Publisher: Knopf Books for Young Readers
Genre: Children, Fantasy
Here lives an orphaned ward named Lyra Belacqua, whose carefree life among the scholars at Oxford’s Jordan College is shattered by the arrival of two powerful visitors. First, her fearsome uncle, Lord Asriel, appears with evidence of mystery and danger in the far North, including photographs of a mysterious celestial phenomenon called Dust and the dim outline of a city suspended in the Aurora Borealis that he suspects is part of an alternate universe. He leaves Lyra in the care of Mrs. Coulter, an enigmatic scholar and explorer who offers to give Lyra the attention her uncle has long refused her. In this multilayered narrative, however, nothing is as it seems. Lyra sets out for the top of the world in search of her kidnapped playmate, Roger, bearing a rare truth-telling instrument, the compass of the title.

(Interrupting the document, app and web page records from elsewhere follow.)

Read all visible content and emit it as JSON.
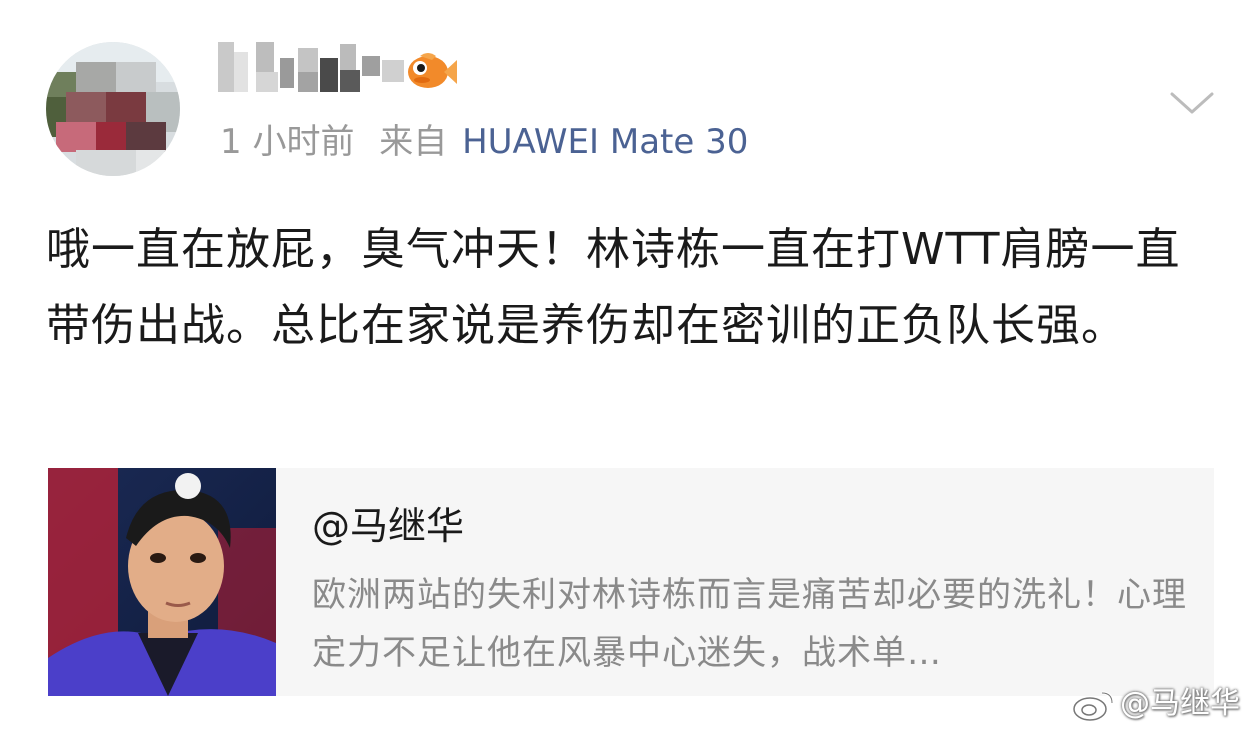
{
  "post": {
    "time": "1 小时前",
    "from_label": "来自",
    "device": "HUAWEI Mate 30",
    "body": "哦一直在放屁，臭气冲天！林诗栋一直在打WTT肩膀一直带伤出战。总比在家说是养伤却在密训的正负队长强。"
  },
  "quote": {
    "author": "@马继华",
    "text": "欧洲两站的失利对林诗栋而言是痛苦却必要的洗礼！心理定力不足让他在风暴中心迷失，战术单…"
  },
  "watermark": {
    "text": "@马继华"
  },
  "icons": {
    "badge": "fish-badge-icon",
    "more": "chevron-down-icon",
    "watermark": "weibo-logo-icon"
  },
  "colors": {
    "device_link": "#4b6293",
    "meta_gray": "#999999",
    "card_bg": "#f6f6f6"
  }
}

The Golden Compass is a tough book to rate because I enjoyed the idea of daemons and the mystery surrounding the Dust and the Church. However, I thought the pacing was too slow for a large portion of the book and I thought the main character, Lyra, was annoying.
The Golden Compass is heralded as a modern fantasy classic and critically acclaimed. I understand why since it features unique fantastical concepts melded with real world places and ideas creating a realistic fantasy novel. I especially loved the daemons. The idea that they are in constant flux until their companion reaches puberty and settles into an identity is a fascinating concept. Each of the daemons reflects whom their companion is in subtle and obvious ways throughout the novel, which creates interesting relationships between the two.
The mystery of the Dust and its relation to the Church is intriguing despite it being dragged out throughout the entire novel. The payoff at the end when the information is finally revealed is well worth the wait. It’s also the reason I rated this book three stars instead of two.
Lyra annoyed me to no end throughout the entire novel. She’s a young child thrust into something much bigger than herself or anything she could have imagined. So, for much of the novel, she’s constantly yelling and acting like a child until randomly she understands everything and is cleverer than all the adults around her. I, personally, do not like main characters that are children because of their immaturity and sudden ability to complete tasks no other child their age would ever be able to do.
Overall, The Golden Compass is an interesting children’s fantasy novel with ideas, concepts, and writing that aren’t childish. For the most part, the story doesn’t read a children’s novel, but as a classic fantasy with themes of religion, ethics, morality, and politics that are deeply rooted in the real world.